*** Opening of Material for this task ***

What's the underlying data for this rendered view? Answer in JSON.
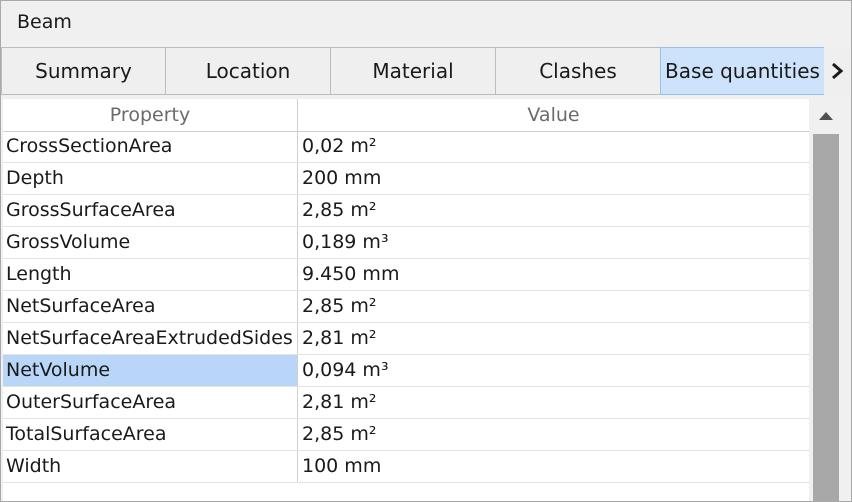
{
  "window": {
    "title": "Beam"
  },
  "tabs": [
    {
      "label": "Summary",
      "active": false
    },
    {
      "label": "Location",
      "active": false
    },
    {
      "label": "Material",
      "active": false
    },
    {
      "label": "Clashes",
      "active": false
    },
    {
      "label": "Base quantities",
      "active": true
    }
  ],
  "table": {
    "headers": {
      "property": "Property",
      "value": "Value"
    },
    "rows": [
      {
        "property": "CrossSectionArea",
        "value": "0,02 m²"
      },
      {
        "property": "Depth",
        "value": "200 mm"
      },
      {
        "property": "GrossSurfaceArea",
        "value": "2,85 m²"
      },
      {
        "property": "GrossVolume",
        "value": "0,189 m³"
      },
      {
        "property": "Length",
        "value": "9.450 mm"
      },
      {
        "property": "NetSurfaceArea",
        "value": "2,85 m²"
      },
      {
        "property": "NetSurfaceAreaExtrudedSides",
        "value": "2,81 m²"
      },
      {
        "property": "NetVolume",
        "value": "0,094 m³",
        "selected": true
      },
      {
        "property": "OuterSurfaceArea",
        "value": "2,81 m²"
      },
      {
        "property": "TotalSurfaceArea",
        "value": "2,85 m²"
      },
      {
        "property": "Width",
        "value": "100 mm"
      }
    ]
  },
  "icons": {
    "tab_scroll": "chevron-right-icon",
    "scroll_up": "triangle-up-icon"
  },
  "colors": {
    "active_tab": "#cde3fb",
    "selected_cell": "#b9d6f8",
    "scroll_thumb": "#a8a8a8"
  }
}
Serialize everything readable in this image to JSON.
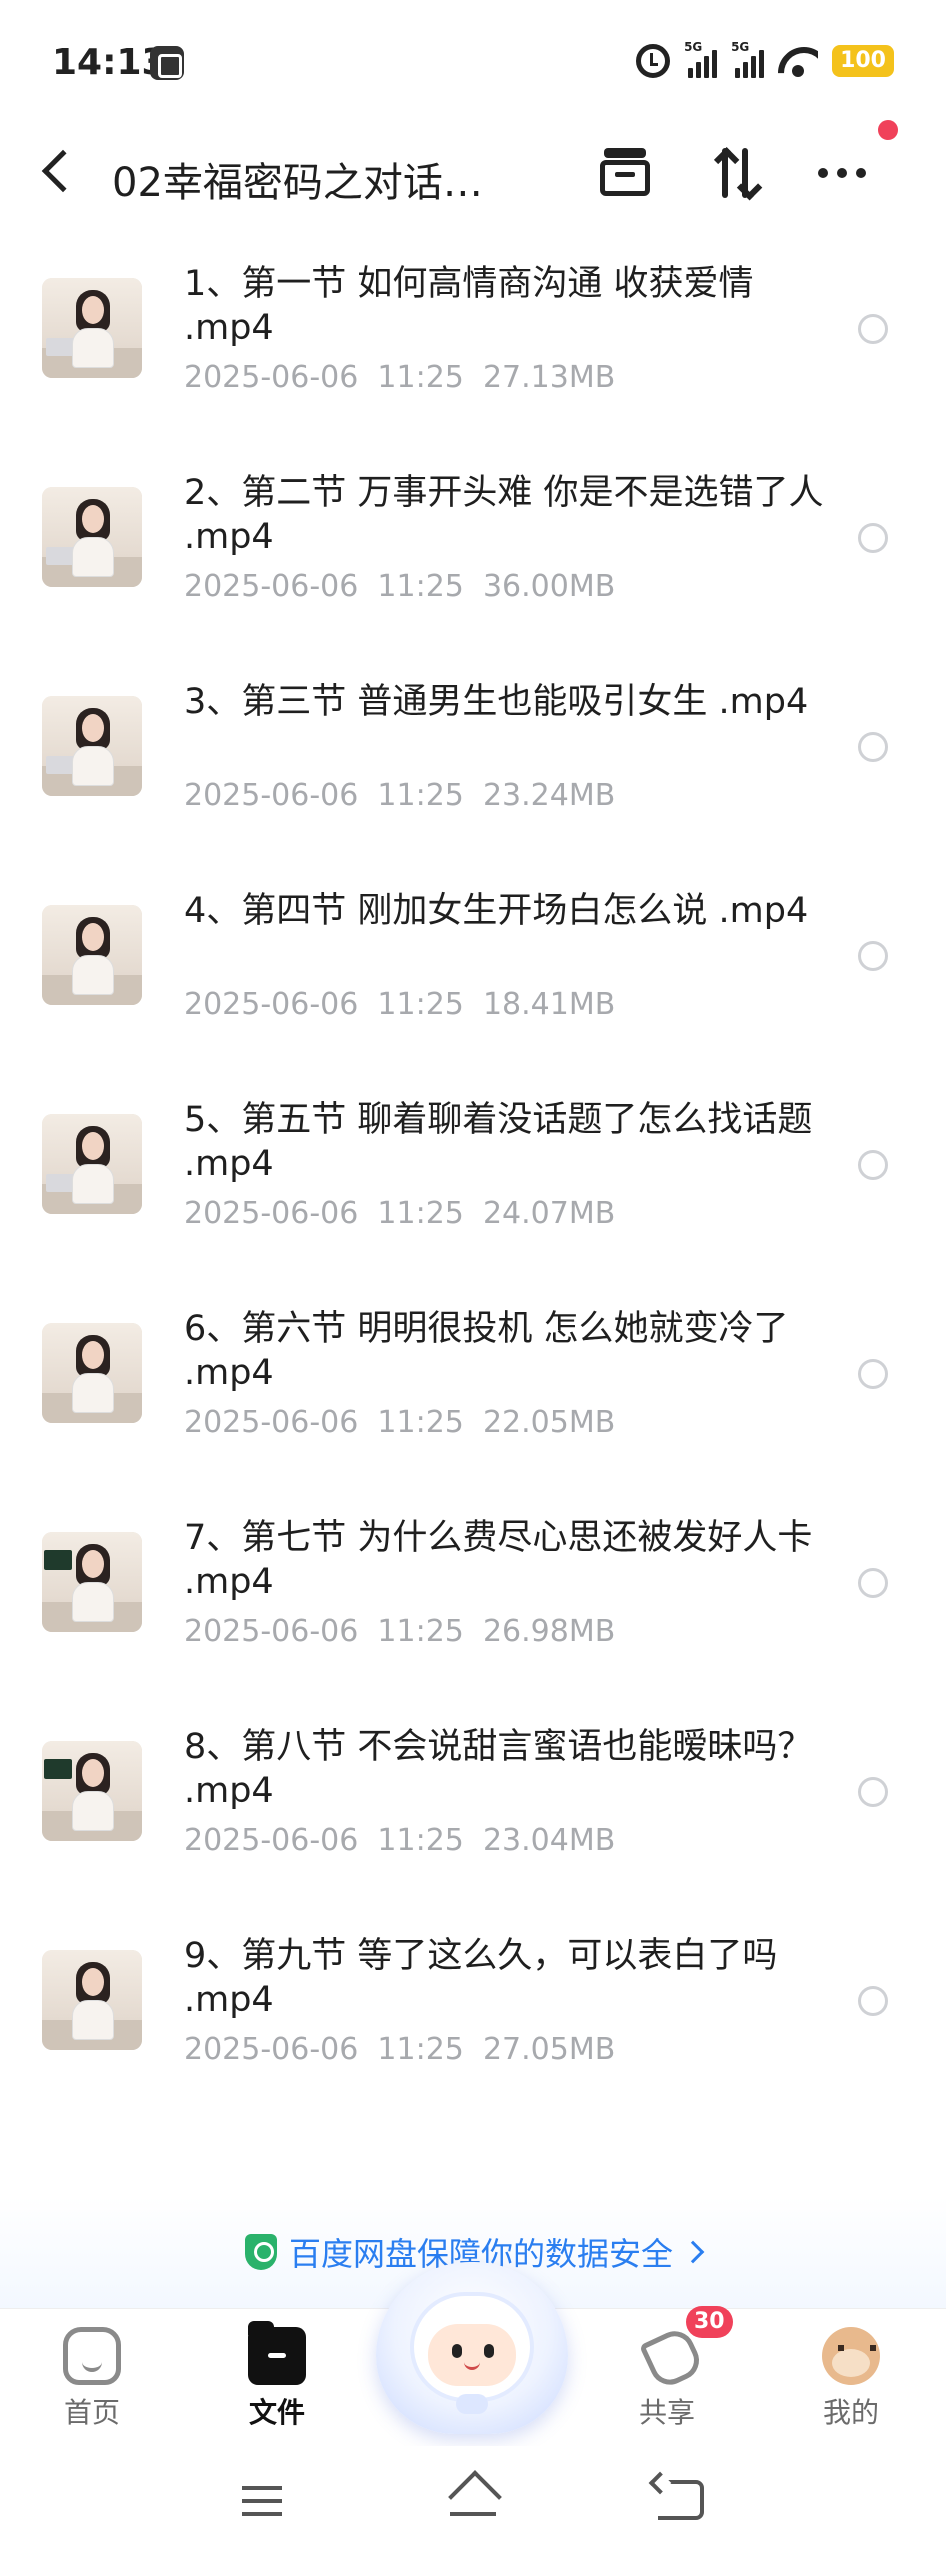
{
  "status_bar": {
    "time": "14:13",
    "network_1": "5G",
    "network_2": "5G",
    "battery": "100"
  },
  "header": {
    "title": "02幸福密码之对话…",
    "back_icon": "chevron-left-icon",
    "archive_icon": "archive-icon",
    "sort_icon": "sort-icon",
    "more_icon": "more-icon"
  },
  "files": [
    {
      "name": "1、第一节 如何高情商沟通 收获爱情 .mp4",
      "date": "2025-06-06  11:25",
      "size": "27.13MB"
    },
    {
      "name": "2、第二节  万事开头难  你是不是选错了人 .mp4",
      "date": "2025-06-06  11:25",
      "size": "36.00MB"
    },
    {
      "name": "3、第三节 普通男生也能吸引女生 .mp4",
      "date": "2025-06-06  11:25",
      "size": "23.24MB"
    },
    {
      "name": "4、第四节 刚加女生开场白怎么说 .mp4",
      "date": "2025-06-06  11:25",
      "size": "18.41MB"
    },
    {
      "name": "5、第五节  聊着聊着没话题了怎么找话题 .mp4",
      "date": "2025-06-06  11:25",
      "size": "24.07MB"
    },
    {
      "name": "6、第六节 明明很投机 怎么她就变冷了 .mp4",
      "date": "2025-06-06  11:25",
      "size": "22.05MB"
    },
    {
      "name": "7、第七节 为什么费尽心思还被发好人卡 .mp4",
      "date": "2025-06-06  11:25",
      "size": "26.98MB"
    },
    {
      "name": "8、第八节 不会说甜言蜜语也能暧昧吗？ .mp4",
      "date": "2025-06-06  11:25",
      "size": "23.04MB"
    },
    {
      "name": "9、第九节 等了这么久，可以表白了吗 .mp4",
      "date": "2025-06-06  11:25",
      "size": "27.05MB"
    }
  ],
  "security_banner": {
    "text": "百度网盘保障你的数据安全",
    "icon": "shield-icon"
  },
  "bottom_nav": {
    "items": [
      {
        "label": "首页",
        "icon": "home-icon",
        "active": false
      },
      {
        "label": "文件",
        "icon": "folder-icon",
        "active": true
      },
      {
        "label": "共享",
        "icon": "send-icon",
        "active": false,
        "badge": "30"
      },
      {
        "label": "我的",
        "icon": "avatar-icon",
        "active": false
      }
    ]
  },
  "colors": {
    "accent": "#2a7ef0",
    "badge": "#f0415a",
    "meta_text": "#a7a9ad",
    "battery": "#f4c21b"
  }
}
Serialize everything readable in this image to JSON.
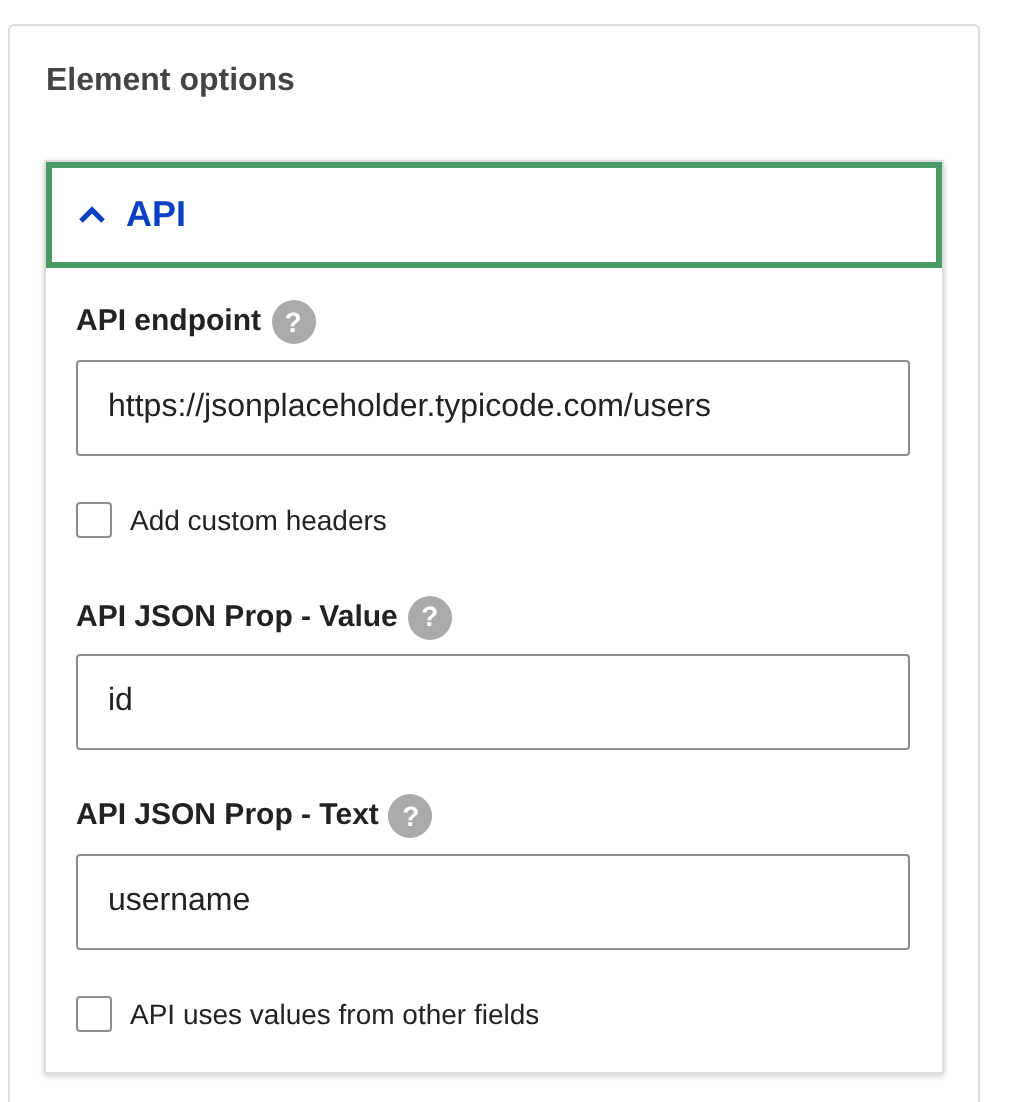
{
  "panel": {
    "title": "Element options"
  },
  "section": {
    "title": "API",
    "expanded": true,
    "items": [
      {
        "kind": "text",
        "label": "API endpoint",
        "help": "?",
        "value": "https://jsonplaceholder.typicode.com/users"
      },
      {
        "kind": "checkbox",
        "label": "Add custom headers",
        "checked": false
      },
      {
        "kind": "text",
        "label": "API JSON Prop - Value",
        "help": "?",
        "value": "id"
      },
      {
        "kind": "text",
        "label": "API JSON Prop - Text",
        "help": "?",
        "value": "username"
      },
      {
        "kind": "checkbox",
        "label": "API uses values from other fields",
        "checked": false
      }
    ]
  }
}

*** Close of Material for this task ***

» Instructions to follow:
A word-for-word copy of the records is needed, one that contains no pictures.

» Answer below:
What's the underlying data for this rendered view? Answer in JSON.
{
  "window": {
    "title": "Beam"
  },
  "tabs": [
    {
      "label": "Summary",
      "active": false
    },
    {
      "label": "Location",
      "active": false
    },
    {
      "label": "Material",
      "active": false
    },
    {
      "label": "Clashes",
      "active": false
    },
    {
      "label": "Base quantities",
      "active": true
    }
  ],
  "table": {
    "headers": {
      "property": "Property",
      "value": "Value"
    },
    "rows": [
      {
        "property": "CrossSectionArea",
        "value": "0,02 m²"
      },
      {
        "property": "Depth",
        "value": "200 mm"
      },
      {
        "property": "GrossSurfaceArea",
        "value": "2,85 m²"
      },
      {
        "property": "GrossVolume",
        "value": "0,189 m³"
      },
      {
        "property": "Length",
        "value": "9.450 mm"
      },
      {
        "property": "NetSurfaceArea",
        "value": "2,85 m²"
      },
      {
        "property": "NetSurfaceAreaExtrudedSides",
        "value": "2,81 m²"
      },
      {
        "property": "NetVolume",
        "value": "0,094 m³",
        "selected": true
      },
      {
        "property": "OuterSurfaceArea",
        "value": "2,81 m²"
      },
      {
        "property": "TotalSurfaceArea",
        "value": "2,85 m²"
      },
      {
        "property": "Width",
        "value": "100 mm"
      }
    ]
  },
  "icons": {
    "tab_scroll": "chevron-right-icon",
    "scroll_up": "triangle-up-icon"
  },
  "colors": {
    "active_tab": "#cde3fb",
    "selected_cell": "#b9d6f8",
    "scroll_thumb": "#a8a8a8"
  }
}
Serialize everything readable in this image to JSON.
{
  "status_bar": {
    "time": "14:13",
    "network_1": "5G",
    "network_2": "5G",
    "battery": "100"
  },
  "header": {
    "title": "02幸福密码之对话…",
    "back_icon": "chevron-left-icon",
    "archive_icon": "archive-icon",
    "sort_icon": "sort-icon",
    "more_icon": "more-icon"
  },
  "files": [
    {
      "name": "1、第一节 如何高情商沟通 收获爱情 .mp4",
      "date": "2025-06-06  11:25",
      "size": "27.13MB"
    },
    {
      "name": "2、第二节  万事开头难  你是不是选错了人 .mp4",
      "date": "2025-06-06  11:25",
      "size": "36.00MB"
    },
    {
      "name": "3、第三节 普通男生也能吸引女生 .mp4",
      "date": "2025-06-06  11:25",
      "size": "23.24MB"
    },
    {
      "name": "4、第四节 刚加女生开场白怎么说 .mp4",
      "date": "2025-06-06  11:25",
      "size": "18.41MB"
    },
    {
      "name": "5、第五节  聊着聊着没话题了怎么找话题 .mp4",
      "date": "2025-06-06  11:25",
      "size": "24.07MB"
    },
    {
      "name": "6、第六节 明明很投机 怎么她就变冷了 .mp4",
      "date": "2025-06-06  11:25",
      "size": "22.05MB"
    },
    {
      "name": "7、第七节 为什么费尽心思还被发好人卡 .mp4",
      "date": "2025-06-06  11:25",
      "size": "26.98MB"
    },
    {
      "name": "8、第八节 不会说甜言蜜语也能暧昧吗？ .mp4",
      "date": "2025-06-06  11:25",
      "size": "23.04MB"
    },
    {
      "name": "9、第九节 等了这么久，可以表白了吗 .mp4",
      "date": "2025-06-06  11:25",
      "size": "27.05MB"
    }
  ],
  "security_banner": {
    "text": "百度网盘保障你的数据安全",
    "icon": "shield-icon"
  },
  "bottom_nav": {
    "items": [
      {
        "label": "首页",
        "icon": "home-icon",
        "active": false
      },
      {
        "label": "文件",
        "icon": "folder-icon",
        "active": true
      },
      {
        "label": "共享",
        "icon": "send-icon",
        "active": false,
        "badge": "30"
      },
      {
        "label": "我的",
        "icon": "avatar-icon",
        "active": false
      }
    ]
  },
  "colors": {
    "accent": "#2a7ef0",
    "badge": "#f0415a",
    "meta_text": "#a7a9ad",
    "battery": "#f4c21b"
  }
}
Serialize everything readable in this image to JSON.
{
  "panel": {
    "title": "Element options"
  },
  "section": {
    "title": "API",
    "expanded": true,
    "items": [
      {
        "kind": "text",
        "label": "API endpoint",
        "help": "?",
        "value": "https://jsonplaceholder.typicode.com/users"
      },
      {
        "kind": "checkbox",
        "label": "Add custom headers",
        "checked": false
      },
      {
        "kind": "text",
        "label": "API JSON Prop - Value",
        "help": "?",
        "value": "id"
      },
      {
        "kind": "text",
        "label": "API JSON Prop - Text",
        "help": "?",
        "value": "username"
      },
      {
        "kind": "checkbox",
        "label": "API uses values from other fields",
        "checked": false
      }
    ]
  }
}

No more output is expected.